But that’s exactly why it has such universality: it’s a quintessential teenage album, tacky and crammed with the kinds of hyper-specific lyrics so common in pop music today, but with deep feelings that cut through the details. Often they would sing different lines over each other, introspection going toe to toe with ego, or trying to make you laugh during poignant, painful moments, like when the phone goes off in Nothing Came Out. It’s a wolf in rabbit’s clothing. “We showed contradictory ideas rubbing up against each other to disarm people,” says Green. “Some parts of the lyrics are tender and the others are quite psychedelic and brutal.”
They’re sensitive to how these lyrics might be perceived today, and for their 20th anniversary reissue in 2018, they edited out an ableist statement on NYC’s Like a Graveyard. “We weren’t deliberately trying to hurt any marginalized communities, it was just a different time,” says Dawson. Another of their songs – and one of their best – is a happy singalong called Who’s Got the Crack, with the couplet: “I like it when my hair is poofy / I like it when you slip me a roofie”. “There were jokes about things that wouldn’t be joked about now, and that doesn’t make it OK. But I think we could still write awesome songs. I can be pretty rough without being offensive.”

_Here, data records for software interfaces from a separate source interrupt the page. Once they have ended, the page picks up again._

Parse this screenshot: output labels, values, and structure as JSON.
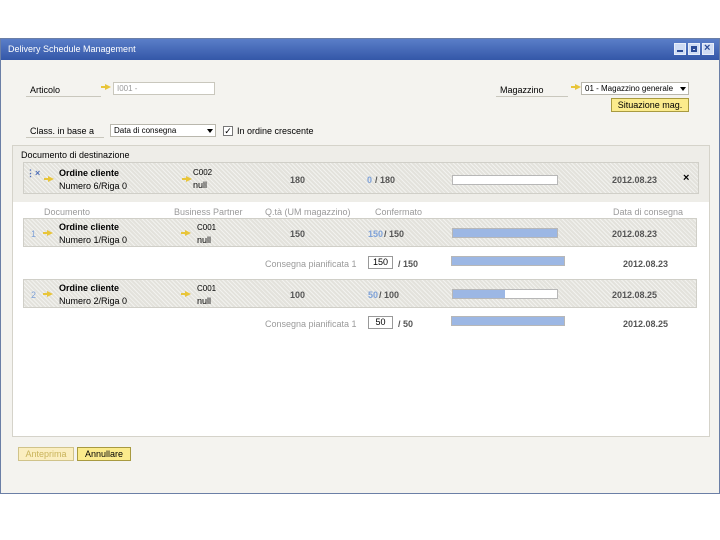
{
  "window": {
    "title": "Delivery Schedule Management"
  },
  "form": {
    "articolo_label": "Articolo",
    "articolo_value": "I001 -",
    "magazzino_label": "Magazzino",
    "magazzino_value": "01 - Magazzino generale",
    "situazione_button": "Situazione mag.",
    "class_label": "Class. in base a",
    "class_value": "Data di consegna",
    "crescente_label": "In ordine crescente",
    "crescente_checked": "✓"
  },
  "destination": {
    "section_label": "Documento di destinazione",
    "doc_type": "Ordine cliente",
    "doc_ref": "Numero 6/Riga 0",
    "bp_code": "C002",
    "bp_name": "null",
    "quantity": "180",
    "confirmed": "0",
    "total": "/ 180",
    "progress": 0,
    "date": "2012.08.23",
    "close": "×"
  },
  "table": {
    "columns": [
      "Documento",
      "Business Partner",
      "Q.tà (UM magazzino)",
      "Confermato",
      "Data di consegna"
    ],
    "rows": [
      {
        "num": "1",
        "doc_type": "Ordine cliente",
        "doc_ref": "Numero 1/Riga 0",
        "bp_code": "C001",
        "bp_name": "null",
        "quantity": "150",
        "confirmed": "150",
        "total": "/ 150",
        "progress": 1.0,
        "date": "2012.08.23",
        "sub_label": "Consegna pianificata 1",
        "sub_value": "150",
        "sub_total": "/ 150",
        "sub_progress": 1.0,
        "sub_date": "2012.08.23"
      },
      {
        "num": "2",
        "doc_type": "Ordine cliente",
        "doc_ref": "Numero 2/Riga 0",
        "bp_code": "C001",
        "bp_name": "null",
        "quantity": "100",
        "confirmed": "50",
        "total": "/ 100",
        "progress": 0.5,
        "date": "2012.08.25",
        "sub_label": "Consegna pianificata 1",
        "sub_value": "50",
        "sub_total": "/ 50",
        "sub_progress": 1.0,
        "sub_date": "2012.08.25"
      }
    ]
  },
  "footer": {
    "anteprima_button": "Anteprima",
    "annullare_button": "Annullare"
  },
  "colors": {
    "accent": "#9cb7e4",
    "button": "#fbeb8c",
    "titlebar": "#3457a8"
  }
}
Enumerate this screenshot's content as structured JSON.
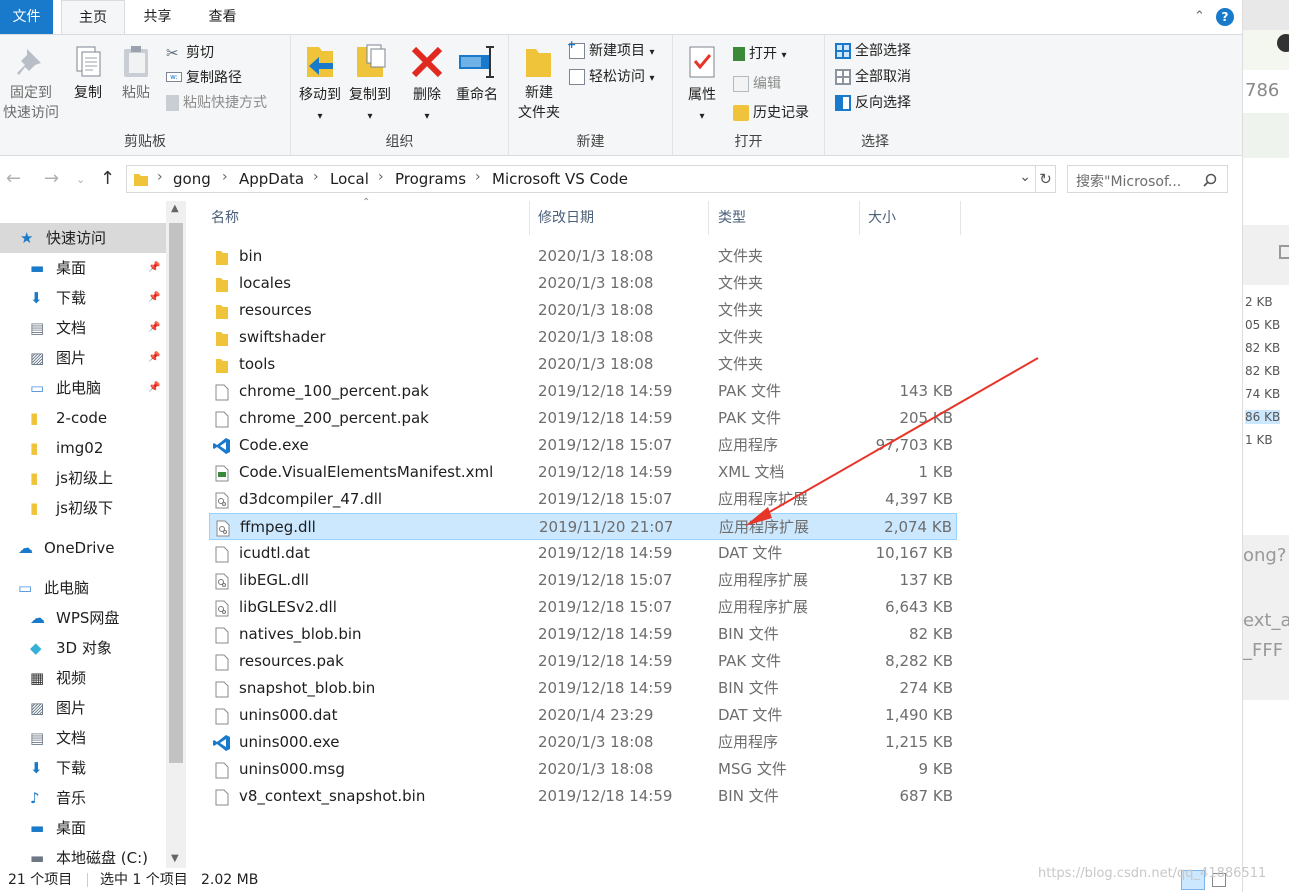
{
  "tabs": {
    "file": "文件",
    "home": "主页",
    "share": "共享",
    "view": "查看"
  },
  "ribbon": {
    "clipboard": {
      "title": "剪贴板",
      "pin_line1": "固定到",
      "pin_line2": "快速访问",
      "copy": "复制",
      "paste": "粘贴",
      "cut": "剪切",
      "copy_path": "复制路径",
      "paste_shortcut": "粘贴快捷方式"
    },
    "organize": {
      "title": "组织",
      "move_to": "移动到",
      "copy_to": "复制到",
      "delete": "删除",
      "rename": "重命名"
    },
    "new": {
      "title": "新建",
      "new_folder_line1": "新建",
      "new_folder_line2": "文件夹",
      "new_item": "新建项目",
      "easy_access": "轻松访问"
    },
    "open": {
      "title": "打开",
      "properties": "属性",
      "open": "打开",
      "edit": "编辑",
      "history": "历史记录"
    },
    "select": {
      "title": "选择",
      "select_all": "全部选择",
      "select_none": "全部取消",
      "invert": "反向选择"
    }
  },
  "address": {
    "crumbs": [
      "gong",
      "AppData",
      "Local",
      "Programs",
      "Microsoft VS Code"
    ],
    "search_placeholder": "搜索\"Microsof..."
  },
  "nav": [
    {
      "label": "快速访问",
      "icon": "star-icon"
    },
    {
      "label": "桌面",
      "icon": "desktop-icon",
      "pinned": true
    },
    {
      "label": "下载",
      "icon": "download-icon",
      "pinned": true
    },
    {
      "label": "文档",
      "icon": "document-icon",
      "pinned": true
    },
    {
      "label": "图片",
      "icon": "picture-icon",
      "pinned": true
    },
    {
      "label": "此电脑",
      "icon": "computer-icon",
      "pinned": true
    },
    {
      "label": "2-code",
      "icon": "folder-icon"
    },
    {
      "label": "img02",
      "icon": "folder-icon"
    },
    {
      "label": "js初级上",
      "icon": "folder-icon"
    },
    {
      "label": "js初级下",
      "icon": "folder-icon"
    },
    {
      "label": "OneDrive",
      "icon": "cloud-icon"
    },
    {
      "label": "此电脑",
      "icon": "computer-icon"
    },
    {
      "label": "WPS网盘",
      "icon": "cloud-icon"
    },
    {
      "label": "3D 对象",
      "icon": "cube-icon"
    },
    {
      "label": "视频",
      "icon": "video-icon"
    },
    {
      "label": "图片",
      "icon": "picture-icon"
    },
    {
      "label": "文档",
      "icon": "document-icon"
    },
    {
      "label": "下载",
      "icon": "download-icon"
    },
    {
      "label": "音乐",
      "icon": "music-icon"
    },
    {
      "label": "桌面",
      "icon": "desktop-icon"
    },
    {
      "label": "本地磁盘 (C:)",
      "icon": "drive-icon"
    }
  ],
  "columns": {
    "name": "名称",
    "date": "修改日期",
    "type": "类型",
    "size": "大小"
  },
  "files": [
    {
      "name": "bin",
      "date": "2020/1/3 18:08",
      "type": "文件夹",
      "size": "",
      "icon": "folder"
    },
    {
      "name": "locales",
      "date": "2020/1/3 18:08",
      "type": "文件夹",
      "size": "",
      "icon": "folder"
    },
    {
      "name": "resources",
      "date": "2020/1/3 18:08",
      "type": "文件夹",
      "size": "",
      "icon": "folder"
    },
    {
      "name": "swiftshader",
      "date": "2020/1/3 18:08",
      "type": "文件夹",
      "size": "",
      "icon": "folder"
    },
    {
      "name": "tools",
      "date": "2020/1/3 18:08",
      "type": "文件夹",
      "size": "",
      "icon": "folder"
    },
    {
      "name": "chrome_100_percent.pak",
      "date": "2019/12/18 14:59",
      "type": "PAK 文件",
      "size": "143 KB",
      "icon": "file"
    },
    {
      "name": "chrome_200_percent.pak",
      "date": "2019/12/18 14:59",
      "type": "PAK 文件",
      "size": "205 KB",
      "icon": "file"
    },
    {
      "name": "Code.exe",
      "date": "2019/12/18 15:07",
      "type": "应用程序",
      "size": "97,703 KB",
      "icon": "vscode"
    },
    {
      "name": "Code.VisualElementsManifest.xml",
      "date": "2019/12/18 14:59",
      "type": "XML 文档",
      "size": "1 KB",
      "icon": "xml"
    },
    {
      "name": "d3dcompiler_47.dll",
      "date": "2019/12/18 15:07",
      "type": "应用程序扩展",
      "size": "4,397 KB",
      "icon": "dll"
    },
    {
      "name": "ffmpeg.dll",
      "date": "2019/11/20 21:07",
      "type": "应用程序扩展",
      "size": "2,074 KB",
      "icon": "dll",
      "selected": true
    },
    {
      "name": "icudtl.dat",
      "date": "2019/12/18 14:59",
      "type": "DAT 文件",
      "size": "10,167 KB",
      "icon": "file"
    },
    {
      "name": "libEGL.dll",
      "date": "2019/12/18 15:07",
      "type": "应用程序扩展",
      "size": "137 KB",
      "icon": "dll"
    },
    {
      "name": "libGLESv2.dll",
      "date": "2019/12/18 15:07",
      "type": "应用程序扩展",
      "size": "6,643 KB",
      "icon": "dll"
    },
    {
      "name": "natives_blob.bin",
      "date": "2019/12/18 14:59",
      "type": "BIN 文件",
      "size": "82 KB",
      "icon": "file"
    },
    {
      "name": "resources.pak",
      "date": "2019/12/18 14:59",
      "type": "PAK 文件",
      "size": "8,282 KB",
      "icon": "file"
    },
    {
      "name": "snapshot_blob.bin",
      "date": "2019/12/18 14:59",
      "type": "BIN 文件",
      "size": "274 KB",
      "icon": "file"
    },
    {
      "name": "unins000.dat",
      "date": "2020/1/4 23:29",
      "type": "DAT 文件",
      "size": "1,490 KB",
      "icon": "file"
    },
    {
      "name": "unins000.exe",
      "date": "2020/1/3 18:08",
      "type": "应用程序",
      "size": "1,215 KB",
      "icon": "vscode"
    },
    {
      "name": "unins000.msg",
      "date": "2020/1/3 18:08",
      "type": "MSG 文件",
      "size": "9 KB",
      "icon": "file"
    },
    {
      "name": "v8_context_snapshot.bin",
      "date": "2019/12/18 14:59",
      "type": "BIN 文件",
      "size": "687 KB",
      "icon": "file"
    }
  ],
  "status": {
    "count": "21 个项目",
    "selection": "选中 1 个项目",
    "size": "2.02 MB"
  },
  "background_app": {
    "num": "786",
    "sizes": [
      "2 KB",
      "05 KB",
      "82 KB",
      "82 KB",
      "74 KB",
      "86 KB",
      "1 KB"
    ],
    "q": "ong?",
    "t1": "ext_a",
    "t2": "_FFF"
  },
  "watermark": "https://blog.csdn.net/qq_41886511",
  "colors": {
    "accent": "#1979ca",
    "selection": "#cce8ff",
    "arrow": "#e8352a"
  }
}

“I don’t know what it would be like to start Moldy Peaches now,” says Green. They existed in an unselfconscious era, before the internet, where they “were allowed to tour and not feel like we were under surveillance” and where social media hadn’t vaporized individualism into a “traditional” and more unified mass. They didn’t think about how they would be perceived at the time, but there weren’t many visible black female punks in music back then, and Dawson says now that countless people tell her she gave them “permission to be a weird kid”.
Singing her teenage self again, back on stage in a few weeks, will be like “emotional time travel,” Green says. And while those DIY costumes may be a bit upgraded—there’s talk of 3D printing and vehicular clothing—their songs have stood the test of time. “They feel very similar to me,” says Dawson, “they’re special little gems that I love. The only difference is I don’t give a damn what some indie boy thinks of me.” She laughs. “Now I’m like, God, those guys are so sneaky.”